The rebound was the result of a multi-year effort led by the Irving Oil company of Saint John, New Brunswick, in partnership with researchers, mariner organizations, environmental groups, the Canadian government, and the International Maritime Organization.
In 2003 the coalition successfully pushed for the rerouting of shipping traffic in the Bay of Fundy, which lies between New Brunswick and Nova Scotia and is an important feeding ground and nursery area for the North Atlantic right whale population.
It was the first time that shipping lanes were changed to protect an endangered species.
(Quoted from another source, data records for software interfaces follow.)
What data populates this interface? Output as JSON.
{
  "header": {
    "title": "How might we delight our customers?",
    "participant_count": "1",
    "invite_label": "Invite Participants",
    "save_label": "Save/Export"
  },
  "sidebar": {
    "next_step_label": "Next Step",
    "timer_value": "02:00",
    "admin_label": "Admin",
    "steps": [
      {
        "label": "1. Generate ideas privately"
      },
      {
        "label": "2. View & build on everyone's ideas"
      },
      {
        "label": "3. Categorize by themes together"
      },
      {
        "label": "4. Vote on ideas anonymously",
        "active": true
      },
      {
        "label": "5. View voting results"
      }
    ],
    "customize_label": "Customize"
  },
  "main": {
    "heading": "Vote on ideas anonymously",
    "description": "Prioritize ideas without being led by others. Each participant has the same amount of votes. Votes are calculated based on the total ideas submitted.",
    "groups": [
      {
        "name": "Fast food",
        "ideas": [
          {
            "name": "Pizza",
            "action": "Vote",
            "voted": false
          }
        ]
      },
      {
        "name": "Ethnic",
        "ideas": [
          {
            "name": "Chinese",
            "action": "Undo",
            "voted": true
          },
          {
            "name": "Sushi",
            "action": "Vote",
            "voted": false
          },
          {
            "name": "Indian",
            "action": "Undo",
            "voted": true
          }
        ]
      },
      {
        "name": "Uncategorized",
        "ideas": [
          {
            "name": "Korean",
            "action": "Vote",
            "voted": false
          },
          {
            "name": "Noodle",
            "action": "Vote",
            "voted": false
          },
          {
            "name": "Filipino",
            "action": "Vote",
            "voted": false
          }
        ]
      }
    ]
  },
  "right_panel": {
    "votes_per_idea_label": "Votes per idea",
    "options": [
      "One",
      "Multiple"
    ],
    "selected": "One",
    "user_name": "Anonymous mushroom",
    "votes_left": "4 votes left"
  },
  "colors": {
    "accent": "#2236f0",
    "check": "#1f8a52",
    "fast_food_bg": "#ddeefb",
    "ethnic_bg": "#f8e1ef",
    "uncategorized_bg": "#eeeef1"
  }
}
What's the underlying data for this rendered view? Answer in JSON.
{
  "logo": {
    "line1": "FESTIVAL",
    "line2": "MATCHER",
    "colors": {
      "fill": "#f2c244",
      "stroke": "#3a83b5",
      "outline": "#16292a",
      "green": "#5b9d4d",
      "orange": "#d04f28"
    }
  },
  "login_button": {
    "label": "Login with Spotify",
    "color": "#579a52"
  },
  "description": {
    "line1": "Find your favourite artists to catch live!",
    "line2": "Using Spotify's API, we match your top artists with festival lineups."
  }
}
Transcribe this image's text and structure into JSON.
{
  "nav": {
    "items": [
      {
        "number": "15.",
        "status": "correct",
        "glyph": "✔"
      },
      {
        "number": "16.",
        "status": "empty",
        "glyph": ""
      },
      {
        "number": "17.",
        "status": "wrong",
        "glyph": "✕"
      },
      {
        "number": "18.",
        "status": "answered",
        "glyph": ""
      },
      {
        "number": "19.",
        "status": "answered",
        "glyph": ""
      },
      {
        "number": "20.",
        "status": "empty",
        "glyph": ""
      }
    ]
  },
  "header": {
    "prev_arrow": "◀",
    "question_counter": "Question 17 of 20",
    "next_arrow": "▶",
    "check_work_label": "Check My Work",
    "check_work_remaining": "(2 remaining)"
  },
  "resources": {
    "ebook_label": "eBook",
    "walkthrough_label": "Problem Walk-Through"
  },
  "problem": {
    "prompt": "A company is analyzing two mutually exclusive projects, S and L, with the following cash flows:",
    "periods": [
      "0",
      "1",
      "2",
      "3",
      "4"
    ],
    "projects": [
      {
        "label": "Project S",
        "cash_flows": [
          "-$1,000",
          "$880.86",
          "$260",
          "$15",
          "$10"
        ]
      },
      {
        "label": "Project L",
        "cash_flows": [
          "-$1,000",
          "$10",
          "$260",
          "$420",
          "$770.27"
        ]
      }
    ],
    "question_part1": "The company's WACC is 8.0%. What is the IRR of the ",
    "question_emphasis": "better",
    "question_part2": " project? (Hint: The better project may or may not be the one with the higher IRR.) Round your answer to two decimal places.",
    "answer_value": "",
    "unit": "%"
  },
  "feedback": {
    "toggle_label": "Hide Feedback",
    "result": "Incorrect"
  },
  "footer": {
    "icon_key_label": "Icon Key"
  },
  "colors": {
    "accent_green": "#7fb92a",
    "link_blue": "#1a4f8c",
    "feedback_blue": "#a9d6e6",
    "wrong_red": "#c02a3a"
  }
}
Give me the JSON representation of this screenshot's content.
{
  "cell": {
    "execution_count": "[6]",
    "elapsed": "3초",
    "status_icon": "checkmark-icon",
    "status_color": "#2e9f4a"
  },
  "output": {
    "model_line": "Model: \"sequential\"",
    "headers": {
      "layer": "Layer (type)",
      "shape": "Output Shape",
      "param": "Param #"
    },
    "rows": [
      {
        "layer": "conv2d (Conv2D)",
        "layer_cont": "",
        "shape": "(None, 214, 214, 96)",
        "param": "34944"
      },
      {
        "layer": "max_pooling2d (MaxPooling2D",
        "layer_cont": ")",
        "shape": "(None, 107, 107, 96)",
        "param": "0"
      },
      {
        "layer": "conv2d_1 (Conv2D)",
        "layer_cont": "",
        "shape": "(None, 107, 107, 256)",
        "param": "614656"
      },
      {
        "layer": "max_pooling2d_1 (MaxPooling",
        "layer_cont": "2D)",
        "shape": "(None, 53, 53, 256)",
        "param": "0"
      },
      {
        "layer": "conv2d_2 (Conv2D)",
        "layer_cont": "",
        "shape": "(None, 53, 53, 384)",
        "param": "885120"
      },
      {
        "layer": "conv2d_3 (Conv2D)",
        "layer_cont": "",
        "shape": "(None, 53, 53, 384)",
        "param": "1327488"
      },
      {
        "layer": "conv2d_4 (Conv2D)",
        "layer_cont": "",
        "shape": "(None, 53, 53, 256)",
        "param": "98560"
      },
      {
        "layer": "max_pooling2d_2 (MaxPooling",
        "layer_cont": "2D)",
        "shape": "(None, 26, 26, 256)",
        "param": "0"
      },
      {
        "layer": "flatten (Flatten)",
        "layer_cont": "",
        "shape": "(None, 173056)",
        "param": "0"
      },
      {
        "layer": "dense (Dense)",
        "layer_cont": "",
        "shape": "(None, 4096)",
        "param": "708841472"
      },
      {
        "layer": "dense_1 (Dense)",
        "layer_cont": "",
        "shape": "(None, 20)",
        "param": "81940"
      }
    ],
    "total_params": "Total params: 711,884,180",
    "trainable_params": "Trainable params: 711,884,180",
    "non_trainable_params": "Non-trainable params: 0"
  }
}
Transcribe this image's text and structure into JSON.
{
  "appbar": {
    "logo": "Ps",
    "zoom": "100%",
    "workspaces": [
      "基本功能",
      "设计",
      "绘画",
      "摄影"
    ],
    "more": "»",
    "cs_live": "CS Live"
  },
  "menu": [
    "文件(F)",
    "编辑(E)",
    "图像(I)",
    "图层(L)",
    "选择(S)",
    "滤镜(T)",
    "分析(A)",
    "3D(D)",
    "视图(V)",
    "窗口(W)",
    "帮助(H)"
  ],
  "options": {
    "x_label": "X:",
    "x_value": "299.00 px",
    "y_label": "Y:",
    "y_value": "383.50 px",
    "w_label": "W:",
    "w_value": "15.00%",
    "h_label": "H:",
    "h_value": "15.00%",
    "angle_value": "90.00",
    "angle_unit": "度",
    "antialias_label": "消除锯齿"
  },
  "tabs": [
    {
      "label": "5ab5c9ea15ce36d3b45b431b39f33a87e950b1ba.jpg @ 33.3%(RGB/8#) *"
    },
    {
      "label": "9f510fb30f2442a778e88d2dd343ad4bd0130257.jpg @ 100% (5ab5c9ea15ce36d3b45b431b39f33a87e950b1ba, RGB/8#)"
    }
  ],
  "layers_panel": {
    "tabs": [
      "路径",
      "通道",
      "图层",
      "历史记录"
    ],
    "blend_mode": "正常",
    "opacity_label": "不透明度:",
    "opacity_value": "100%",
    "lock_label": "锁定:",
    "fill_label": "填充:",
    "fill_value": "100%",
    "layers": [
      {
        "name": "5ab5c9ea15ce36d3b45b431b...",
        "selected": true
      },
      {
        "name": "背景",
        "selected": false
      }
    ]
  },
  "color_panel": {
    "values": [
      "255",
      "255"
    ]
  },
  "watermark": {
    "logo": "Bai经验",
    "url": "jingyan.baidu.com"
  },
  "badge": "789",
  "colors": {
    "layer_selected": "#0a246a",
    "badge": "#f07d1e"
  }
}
The rerouting reduced the risk of ships striking the whales by 90 percent, the Vanguard reported.
Irving Oil began working with the New England Aquarium in 1997 to protect the right whales, and has contributed more than $1 million for right whale research, conservation, and education.
The right whale, the rarest of large whales, is distinguished by its massive head and jaws, which comprise up to one-third of its body. Northern right whales are the most endangered whales on earth.
Right whales were almost hunted to extinction by whalers, who named the animal for its valuable amount of blubber, oil, and baleen, thus making it the “right” whale to hunt and kill, according to National Geographic. “Since our partnership began 17 years ago, there hasn't been a recorded ship-whale collision in the Bay of Fundy shipping lanes,” Paul Browning, chief executive of Irving Oil, told the Vanguard.
Regina Asmutis-Silvia, executive director of the North American office of Whale and Dolphin Conservation, acknowledged that the right whale population has increased dramatically. But “survivorship is still an issue,” she said in an email. “There has been a small recovery in the species, but 500 is still a tiny population.
Equally concerning, Asmutis-Silvia noted, is the small number of new calves this year. Only 10 were born, about half the number as in 2013. One of the 10 did not survive.
“The bottom line is it’s okay to be cautiously optimistic and acknowledge that we are moving in the right direction, but I don’t think we are quite yet to the point where we can take our eye off the ball,” Asmutis-Silvia said. “It doesn’t take long to decimate a species, but it can take generations to help them recover. It’ll be a while before it’s time to pop the champagne cork.”
Related stories on TakePart:
• Sea Shepherd to Deploy Drones to Stop Massive Whale Slaughter
• Is America's Taste for Lobster Starving Dolphins and Whales?
• Deadly Mystery: Why Did 9 Killer Whales Die in New Zealand?
• California Team Rescues Humpback Whale From a 300-Pound Crab Trap
Original article from TakePart